A new exhibition at the Bourse de Commerce-Pinault Collection brings together the work of Felix Gonzalez-Torres (1957-1996) and Roni Horn (b. 1955), two artists who, at first glance, would seem to have little in common except being openly gay. What they share is an approach to the exhibition as “an experience that brings the viewer into a new relationship with the work and the institution,” according to the show’s curator, which allows for endless dispositions of their works.
A piece by Gonzalez-Torres, for example, a simple curtain of plastic beads, one of many he made, takes on new meaning depending on where and how it is hung. When I saw a golden version of it at the light-filled Fondation Beyeler in Basel, Switzerland in an exhibition of Gonzalez-Torres’s work in 2010, it created a visual shock with Giacometti’s “Walking Man” in full stride behind it. For the artist himself, who died at the age of 38 of AIDS, these curtains had a personal and political meaning relating to the disease, expressed in such titles as “Untitled” (Chemo)” and “Untitled” (Blood).”

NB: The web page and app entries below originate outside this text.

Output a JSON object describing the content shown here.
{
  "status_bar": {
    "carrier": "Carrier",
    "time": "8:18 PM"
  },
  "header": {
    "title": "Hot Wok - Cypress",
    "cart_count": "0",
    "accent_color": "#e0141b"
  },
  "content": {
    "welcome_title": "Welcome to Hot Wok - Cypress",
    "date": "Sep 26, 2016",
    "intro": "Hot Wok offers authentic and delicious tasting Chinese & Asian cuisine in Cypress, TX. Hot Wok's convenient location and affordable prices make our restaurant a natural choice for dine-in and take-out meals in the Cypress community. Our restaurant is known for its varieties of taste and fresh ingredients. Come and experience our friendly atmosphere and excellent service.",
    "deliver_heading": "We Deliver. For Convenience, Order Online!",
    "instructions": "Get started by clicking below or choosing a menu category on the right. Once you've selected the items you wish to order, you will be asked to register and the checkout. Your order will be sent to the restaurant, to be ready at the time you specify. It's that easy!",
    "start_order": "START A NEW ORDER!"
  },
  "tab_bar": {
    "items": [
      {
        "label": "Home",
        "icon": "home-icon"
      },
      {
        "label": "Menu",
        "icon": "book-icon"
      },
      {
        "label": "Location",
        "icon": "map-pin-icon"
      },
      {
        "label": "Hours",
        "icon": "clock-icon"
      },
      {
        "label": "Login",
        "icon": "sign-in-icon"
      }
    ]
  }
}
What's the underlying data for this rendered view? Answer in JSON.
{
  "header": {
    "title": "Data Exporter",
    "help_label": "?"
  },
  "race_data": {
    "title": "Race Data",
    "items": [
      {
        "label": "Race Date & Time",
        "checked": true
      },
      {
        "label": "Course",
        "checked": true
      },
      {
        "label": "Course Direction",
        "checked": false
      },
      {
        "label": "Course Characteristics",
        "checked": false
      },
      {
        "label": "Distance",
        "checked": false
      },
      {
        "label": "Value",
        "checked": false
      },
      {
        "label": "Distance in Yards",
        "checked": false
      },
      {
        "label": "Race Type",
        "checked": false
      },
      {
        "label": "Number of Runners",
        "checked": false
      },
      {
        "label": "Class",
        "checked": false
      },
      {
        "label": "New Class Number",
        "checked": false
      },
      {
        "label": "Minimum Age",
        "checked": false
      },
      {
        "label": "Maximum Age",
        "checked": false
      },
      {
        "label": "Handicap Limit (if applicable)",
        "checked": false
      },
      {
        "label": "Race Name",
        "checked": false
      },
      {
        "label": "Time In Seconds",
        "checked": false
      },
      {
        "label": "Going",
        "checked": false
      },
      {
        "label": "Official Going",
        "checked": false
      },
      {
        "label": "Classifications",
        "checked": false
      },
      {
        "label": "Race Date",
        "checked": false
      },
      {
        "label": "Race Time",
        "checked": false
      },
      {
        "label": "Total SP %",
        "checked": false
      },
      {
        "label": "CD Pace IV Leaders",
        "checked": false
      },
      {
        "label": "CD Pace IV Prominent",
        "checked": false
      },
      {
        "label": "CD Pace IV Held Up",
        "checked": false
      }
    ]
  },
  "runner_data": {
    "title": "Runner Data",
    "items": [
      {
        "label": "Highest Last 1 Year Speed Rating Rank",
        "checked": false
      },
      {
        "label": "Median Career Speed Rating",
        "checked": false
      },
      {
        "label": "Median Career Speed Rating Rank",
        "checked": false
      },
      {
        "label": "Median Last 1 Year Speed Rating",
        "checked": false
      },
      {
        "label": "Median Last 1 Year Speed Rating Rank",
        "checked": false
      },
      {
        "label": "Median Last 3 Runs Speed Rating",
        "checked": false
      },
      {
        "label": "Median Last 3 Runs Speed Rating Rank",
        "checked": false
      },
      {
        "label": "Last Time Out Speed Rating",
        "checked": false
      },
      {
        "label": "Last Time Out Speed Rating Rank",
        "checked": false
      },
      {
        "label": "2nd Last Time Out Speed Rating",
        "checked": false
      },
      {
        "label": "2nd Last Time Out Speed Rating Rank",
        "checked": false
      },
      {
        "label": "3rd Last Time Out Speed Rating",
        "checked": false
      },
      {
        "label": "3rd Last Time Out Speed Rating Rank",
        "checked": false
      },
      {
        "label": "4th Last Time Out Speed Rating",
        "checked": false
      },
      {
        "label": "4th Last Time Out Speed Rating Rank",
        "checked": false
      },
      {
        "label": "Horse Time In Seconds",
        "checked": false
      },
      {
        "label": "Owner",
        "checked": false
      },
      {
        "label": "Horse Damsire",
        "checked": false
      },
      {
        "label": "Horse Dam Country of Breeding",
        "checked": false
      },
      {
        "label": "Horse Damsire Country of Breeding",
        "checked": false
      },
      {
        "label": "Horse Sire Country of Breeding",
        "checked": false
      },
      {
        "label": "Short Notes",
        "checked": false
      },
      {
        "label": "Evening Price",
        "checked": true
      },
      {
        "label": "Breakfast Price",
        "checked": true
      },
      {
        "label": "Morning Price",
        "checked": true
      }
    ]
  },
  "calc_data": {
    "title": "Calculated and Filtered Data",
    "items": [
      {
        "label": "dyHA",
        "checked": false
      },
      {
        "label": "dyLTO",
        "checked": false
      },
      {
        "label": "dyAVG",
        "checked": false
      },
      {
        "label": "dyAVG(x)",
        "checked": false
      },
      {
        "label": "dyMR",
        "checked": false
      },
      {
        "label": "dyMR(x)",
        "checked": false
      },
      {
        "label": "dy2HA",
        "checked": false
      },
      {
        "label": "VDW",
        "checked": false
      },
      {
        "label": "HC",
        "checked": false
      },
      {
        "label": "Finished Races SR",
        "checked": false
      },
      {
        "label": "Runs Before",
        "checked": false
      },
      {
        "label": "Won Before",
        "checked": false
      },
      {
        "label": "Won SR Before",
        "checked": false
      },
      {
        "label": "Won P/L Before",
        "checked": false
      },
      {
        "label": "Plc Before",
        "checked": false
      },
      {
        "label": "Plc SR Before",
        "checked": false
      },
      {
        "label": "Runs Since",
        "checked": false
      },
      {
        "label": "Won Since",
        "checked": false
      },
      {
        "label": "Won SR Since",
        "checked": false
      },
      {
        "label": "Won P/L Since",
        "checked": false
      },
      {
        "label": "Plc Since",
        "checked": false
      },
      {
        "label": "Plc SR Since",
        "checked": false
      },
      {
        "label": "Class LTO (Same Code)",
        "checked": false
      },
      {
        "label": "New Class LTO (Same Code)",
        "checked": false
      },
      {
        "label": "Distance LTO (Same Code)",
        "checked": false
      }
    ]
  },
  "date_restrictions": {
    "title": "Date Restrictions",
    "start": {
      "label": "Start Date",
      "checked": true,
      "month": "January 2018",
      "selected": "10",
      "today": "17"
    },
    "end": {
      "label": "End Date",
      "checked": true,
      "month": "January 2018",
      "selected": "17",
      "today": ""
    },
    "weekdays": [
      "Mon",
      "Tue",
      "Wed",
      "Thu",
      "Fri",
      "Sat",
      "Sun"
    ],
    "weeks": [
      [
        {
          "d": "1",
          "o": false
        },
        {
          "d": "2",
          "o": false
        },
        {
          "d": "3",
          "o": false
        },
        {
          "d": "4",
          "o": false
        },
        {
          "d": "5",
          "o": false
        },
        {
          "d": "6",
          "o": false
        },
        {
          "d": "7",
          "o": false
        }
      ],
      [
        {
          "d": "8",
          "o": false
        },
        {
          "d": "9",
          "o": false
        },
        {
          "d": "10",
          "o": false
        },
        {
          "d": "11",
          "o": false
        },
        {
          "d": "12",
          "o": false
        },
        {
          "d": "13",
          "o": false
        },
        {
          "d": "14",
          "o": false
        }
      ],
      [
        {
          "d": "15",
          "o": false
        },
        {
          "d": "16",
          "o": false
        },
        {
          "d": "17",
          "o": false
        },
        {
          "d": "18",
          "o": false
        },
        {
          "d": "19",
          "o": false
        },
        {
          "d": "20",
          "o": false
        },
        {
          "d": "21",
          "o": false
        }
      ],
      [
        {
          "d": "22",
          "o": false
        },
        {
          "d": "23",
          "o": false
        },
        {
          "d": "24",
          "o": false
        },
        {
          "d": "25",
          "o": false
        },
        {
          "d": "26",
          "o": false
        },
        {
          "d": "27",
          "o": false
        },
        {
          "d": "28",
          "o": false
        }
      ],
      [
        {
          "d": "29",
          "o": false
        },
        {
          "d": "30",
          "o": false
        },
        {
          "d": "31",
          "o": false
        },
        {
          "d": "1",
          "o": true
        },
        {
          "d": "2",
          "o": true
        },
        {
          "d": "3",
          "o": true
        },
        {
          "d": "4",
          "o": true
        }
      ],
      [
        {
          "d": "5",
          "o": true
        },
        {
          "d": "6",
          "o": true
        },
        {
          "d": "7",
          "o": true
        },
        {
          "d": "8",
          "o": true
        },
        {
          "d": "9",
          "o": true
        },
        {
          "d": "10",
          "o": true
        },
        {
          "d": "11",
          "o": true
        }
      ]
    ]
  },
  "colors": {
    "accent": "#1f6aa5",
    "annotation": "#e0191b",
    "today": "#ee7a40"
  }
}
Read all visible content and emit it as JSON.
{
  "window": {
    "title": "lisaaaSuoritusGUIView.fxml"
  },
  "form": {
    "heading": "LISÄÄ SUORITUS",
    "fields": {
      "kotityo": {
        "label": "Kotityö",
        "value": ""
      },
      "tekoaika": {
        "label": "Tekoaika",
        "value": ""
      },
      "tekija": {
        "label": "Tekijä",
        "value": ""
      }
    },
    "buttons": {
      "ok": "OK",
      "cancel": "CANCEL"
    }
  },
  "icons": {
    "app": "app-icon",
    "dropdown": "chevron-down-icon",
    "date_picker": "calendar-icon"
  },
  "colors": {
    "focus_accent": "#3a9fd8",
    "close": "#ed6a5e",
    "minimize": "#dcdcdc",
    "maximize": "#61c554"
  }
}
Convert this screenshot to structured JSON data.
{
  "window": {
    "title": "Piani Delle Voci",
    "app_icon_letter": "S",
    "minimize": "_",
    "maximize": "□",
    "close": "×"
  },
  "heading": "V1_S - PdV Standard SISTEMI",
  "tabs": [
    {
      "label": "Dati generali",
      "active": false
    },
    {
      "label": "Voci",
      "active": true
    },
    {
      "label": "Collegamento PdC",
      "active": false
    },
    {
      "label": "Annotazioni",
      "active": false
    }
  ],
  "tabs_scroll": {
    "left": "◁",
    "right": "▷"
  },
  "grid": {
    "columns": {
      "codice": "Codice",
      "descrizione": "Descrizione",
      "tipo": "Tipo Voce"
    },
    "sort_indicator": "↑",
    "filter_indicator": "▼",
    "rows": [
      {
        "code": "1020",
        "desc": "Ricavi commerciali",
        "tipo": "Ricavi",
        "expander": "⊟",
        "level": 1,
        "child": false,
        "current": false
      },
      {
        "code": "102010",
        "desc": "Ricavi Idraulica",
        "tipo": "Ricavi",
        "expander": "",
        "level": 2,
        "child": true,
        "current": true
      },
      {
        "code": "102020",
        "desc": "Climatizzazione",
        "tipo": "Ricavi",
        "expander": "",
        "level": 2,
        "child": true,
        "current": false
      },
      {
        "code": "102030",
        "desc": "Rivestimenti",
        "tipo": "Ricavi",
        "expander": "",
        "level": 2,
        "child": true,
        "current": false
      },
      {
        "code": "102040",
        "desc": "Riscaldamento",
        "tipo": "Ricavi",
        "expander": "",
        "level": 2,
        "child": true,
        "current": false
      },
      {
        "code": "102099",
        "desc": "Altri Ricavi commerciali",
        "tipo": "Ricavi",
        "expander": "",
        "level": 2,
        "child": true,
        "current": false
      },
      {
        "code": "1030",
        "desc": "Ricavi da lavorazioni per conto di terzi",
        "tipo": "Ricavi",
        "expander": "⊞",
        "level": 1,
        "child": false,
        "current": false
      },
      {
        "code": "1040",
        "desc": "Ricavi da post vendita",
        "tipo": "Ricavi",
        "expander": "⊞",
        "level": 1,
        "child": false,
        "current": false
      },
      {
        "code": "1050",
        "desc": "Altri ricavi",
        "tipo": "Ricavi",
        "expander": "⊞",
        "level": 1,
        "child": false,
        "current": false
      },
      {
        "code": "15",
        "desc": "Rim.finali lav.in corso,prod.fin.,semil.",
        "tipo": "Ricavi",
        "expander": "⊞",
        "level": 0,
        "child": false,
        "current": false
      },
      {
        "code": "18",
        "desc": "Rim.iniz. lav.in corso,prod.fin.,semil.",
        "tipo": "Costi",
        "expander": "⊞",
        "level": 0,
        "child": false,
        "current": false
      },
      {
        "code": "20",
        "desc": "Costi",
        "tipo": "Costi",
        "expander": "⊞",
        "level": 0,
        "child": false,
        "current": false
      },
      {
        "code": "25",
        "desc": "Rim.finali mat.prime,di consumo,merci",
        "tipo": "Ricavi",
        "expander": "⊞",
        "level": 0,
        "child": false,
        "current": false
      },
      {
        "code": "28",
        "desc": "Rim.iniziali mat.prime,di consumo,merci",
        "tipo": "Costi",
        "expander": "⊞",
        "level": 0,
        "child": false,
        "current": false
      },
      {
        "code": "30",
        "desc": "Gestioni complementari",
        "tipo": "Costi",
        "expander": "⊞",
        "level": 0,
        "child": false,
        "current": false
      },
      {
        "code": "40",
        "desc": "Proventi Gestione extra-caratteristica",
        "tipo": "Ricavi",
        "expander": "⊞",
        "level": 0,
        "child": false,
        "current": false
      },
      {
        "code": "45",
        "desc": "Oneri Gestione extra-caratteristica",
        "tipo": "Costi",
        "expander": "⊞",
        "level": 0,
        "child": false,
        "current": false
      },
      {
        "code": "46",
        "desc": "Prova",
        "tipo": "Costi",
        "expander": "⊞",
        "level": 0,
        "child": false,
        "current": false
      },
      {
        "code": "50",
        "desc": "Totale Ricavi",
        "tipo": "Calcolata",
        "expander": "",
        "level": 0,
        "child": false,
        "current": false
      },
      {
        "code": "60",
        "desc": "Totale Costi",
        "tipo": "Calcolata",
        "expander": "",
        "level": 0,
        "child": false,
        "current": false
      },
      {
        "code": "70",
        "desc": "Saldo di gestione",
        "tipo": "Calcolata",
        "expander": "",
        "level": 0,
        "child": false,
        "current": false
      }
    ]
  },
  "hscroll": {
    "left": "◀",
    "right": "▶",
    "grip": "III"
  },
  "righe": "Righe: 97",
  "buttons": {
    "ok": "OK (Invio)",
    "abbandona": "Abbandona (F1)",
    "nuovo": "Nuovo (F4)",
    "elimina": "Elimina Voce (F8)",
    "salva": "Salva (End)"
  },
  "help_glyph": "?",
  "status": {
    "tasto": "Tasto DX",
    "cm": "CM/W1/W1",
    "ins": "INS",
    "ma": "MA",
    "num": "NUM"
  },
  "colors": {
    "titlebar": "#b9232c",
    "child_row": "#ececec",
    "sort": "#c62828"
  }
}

The latter, on show in the Bourse de Commerce exhibition, creates a similar shock effect. The first room of the show (see photo at top of page) is breathtakingly beautiful, with the light from the huge windows in the high-ceilinged room illuminating works by both artists. Its peaceful, meditative atmosphere makes you want to stay there. Among a few other works, Gonzalez-Torres’s strings of lightbulbs, “Untitled (For Stockholm)” hang from the ceiling, while Horn’s “Well and Truly” (2009-10), a series of 10 round, pale-blue glass blocks that appear to be full of water stand here and there on the floor, inducing the same feeling of quiet pleasure as a real body of water does.
Hovering in the back of the room, however, is the implied menace of the blood-red bead curtain, through which the visitor must pass to enter the next room. (Gonzalez-Torres stipulated that these curtains must always be hung in such a way that visitors are obliged to pass through them.)
The political aspects of these often poetic and beautiful works by the two artists, friends who admired each other’s work and carried on a dialogue about it, are subtly expressed, as in the red curtain. One work by Horn here, for example, “a.k.a.” (2008-09) questions the identity of a single individual. It consists of 30 photographs of herself, taken at different ages and arranged in pairs, showing the many faces she has had in her life. “The mutable version of identity is not an aberration,” she says. “The fixed version is the aberration.”
Before you leave the Bourse, pay a visit to the Charles Ray exhibition if you haven’t seen it yet (or even if you have). And don’t miss the recently installed “Opera (QM.15), 2016, by Dominique Gonzalez-Foerster. Visitors enter a dark space and advance slowly toward the song and sight of Maria Callas, channeled by Gonzalez-Foerster, in her iconic red dress, in a video that creates a haunting experience.Favorite